DIRECTIONS: Which lines in the data contain the word "label"? Please copy each of them.

(Stored entries)
------------------------------------------------------------

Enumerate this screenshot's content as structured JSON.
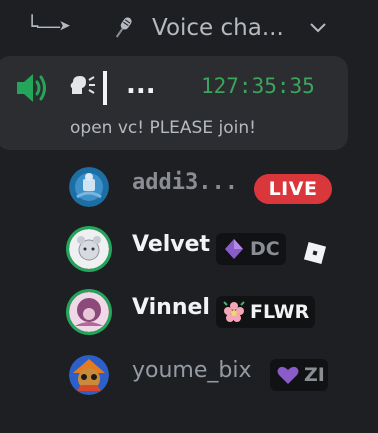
{
  "channel": {
    "prefix": "└‒‒➤",
    "name": "Voice cha...",
    "mic_icon": "microphone-icon",
    "expand_icon": "chevron-down-icon"
  },
  "active_call": {
    "speaker_icon": "speaker-volume-icon",
    "speaking_head_icon": "speaking-head-icon",
    "caller_name": "...",
    "timer": "127:35:35",
    "status": "open vc! PLEASE join!",
    "speaker_color": "#23a55a"
  },
  "users": [
    {
      "name": "addi3...",
      "badge": "LIVE",
      "name_color": "#949ba4"
    },
    {
      "name": "Velvet",
      "tag": "DC",
      "tag_icon": "purple-gem-icon",
      "extra_icon": "roblox-icon",
      "name_color": "#f2f3f5",
      "speaking": true
    },
    {
      "name": "Vinnel",
      "tag": "FLWR",
      "tag_icon": "flower-icon",
      "name_color": "#f2f3f5",
      "speaking": true
    },
    {
      "name": "youme_bix",
      "tag": "ZI",
      "tag_icon": "purple-heart-icon",
      "name_color": "#949ba4"
    }
  ],
  "colors": {
    "live_badge": "#da373c",
    "timer": "#3ba55c",
    "speaking_ring": "#23a55a"
  }
}
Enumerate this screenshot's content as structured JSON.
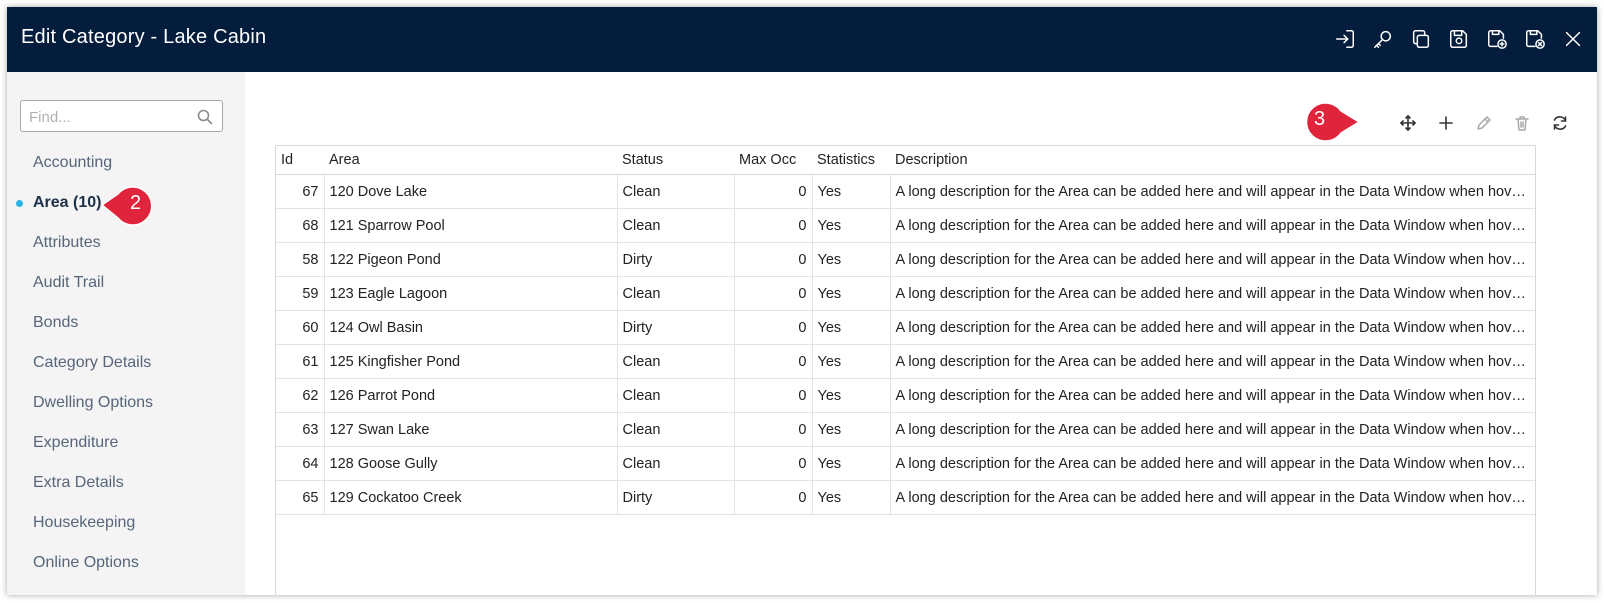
{
  "window": {
    "title": "Edit Category - Lake Cabin"
  },
  "titlebar_icons": [
    "sign-in-icon",
    "key-icon",
    "copy-icon",
    "save-icon",
    "save-and-new-icon",
    "cancel-icon",
    "close-icon"
  ],
  "sidebar": {
    "search_placeholder": "Find...",
    "items": [
      {
        "label": "Accounting"
      },
      {
        "label": "Area (10)",
        "active": true
      },
      {
        "label": "Attributes"
      },
      {
        "label": "Audit Trail"
      },
      {
        "label": "Bonds"
      },
      {
        "label": "Category Details"
      },
      {
        "label": "Dwelling Options"
      },
      {
        "label": "Expenditure"
      },
      {
        "label": "Extra Details"
      },
      {
        "label": "Housekeeping"
      },
      {
        "label": "Online Options"
      }
    ]
  },
  "callouts": {
    "step2": "2",
    "step3": "3"
  },
  "toolbar_icons": [
    "move-icon",
    "add-icon",
    "edit-icon",
    "delete-icon",
    "refresh-icon"
  ],
  "table": {
    "columns": [
      "Id",
      "Area",
      "Status",
      "Max Occ",
      "Statistics",
      "Description"
    ],
    "rows": [
      {
        "id": "67",
        "area": "120 Dove Lake",
        "status": "Clean",
        "max_occ": "0",
        "statistics": "Yes",
        "description": "A long description for the Area can be added here and will appear in the Data Window when hovering"
      },
      {
        "id": "68",
        "area": "121 Sparrow Pool",
        "status": "Clean",
        "max_occ": "0",
        "statistics": "Yes",
        "description": "A long description for the Area can be added here and will appear in the Data Window when hovering"
      },
      {
        "id": "58",
        "area": "122 Pigeon Pond",
        "status": "Dirty",
        "max_occ": "0",
        "statistics": "Yes",
        "description": "A long description for the Area can be added here and will appear in the Data Window when hovering"
      },
      {
        "id": "59",
        "area": "123 Eagle Lagoon",
        "status": "Clean",
        "max_occ": "0",
        "statistics": "Yes",
        "description": "A long description for the Area can be added here and will appear in the Data Window when hovering"
      },
      {
        "id": "60",
        "area": "124 Owl Basin",
        "status": "Dirty",
        "max_occ": "0",
        "statistics": "Yes",
        "description": "A long description for the Area can be added here and will appear in the Data Window when hovering"
      },
      {
        "id": "61",
        "area": "125 Kingfisher Pond",
        "status": "Clean",
        "max_occ": "0",
        "statistics": "Yes",
        "description": "A long description for the Area can be added here and will appear in the Data Window when hovering"
      },
      {
        "id": "62",
        "area": "126 Parrot Pond",
        "status": "Clean",
        "max_occ": "0",
        "statistics": "Yes",
        "description": "A long description for the Area can be added here and will appear in the Data Window when hovering"
      },
      {
        "id": "63",
        "area": "127 Swan Lake",
        "status": "Clean",
        "max_occ": "0",
        "statistics": "Yes",
        "description": "A long description for the Area can be added here and will appear in the Data Window when hovering"
      },
      {
        "id": "64",
        "area": "128 Goose Gully",
        "status": "Clean",
        "max_occ": "0",
        "statistics": "Yes",
        "description": "A long description for the Area can be added here and will appear in the Data Window when hovering"
      },
      {
        "id": "65",
        "area": "129 Cockatoo Creek",
        "status": "Dirty",
        "max_occ": "0",
        "statistics": "Yes",
        "description": "A long description for the Area can be added here and will appear in the Data Window when hovering"
      }
    ]
  },
  "colors": {
    "titlebar": "#051d3d",
    "callout": "#e0243b",
    "active_dot": "#29b3e6",
    "sidebar_bg": "#f4f4f4"
  }
}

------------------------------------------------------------

FINAL ANSWER:
        "label": "Accounting"
        "label": "Area (10)",
        "label": "Attributes"
        "label": "Audit Trail"
        "label": "Bonds"
        "label": "Category Details"
        "label": "Dwelling Options"
        "label": "Expenditure"
        "label": "Extra Details"
        "label": "Housekeeping"
        "label": "Online Options"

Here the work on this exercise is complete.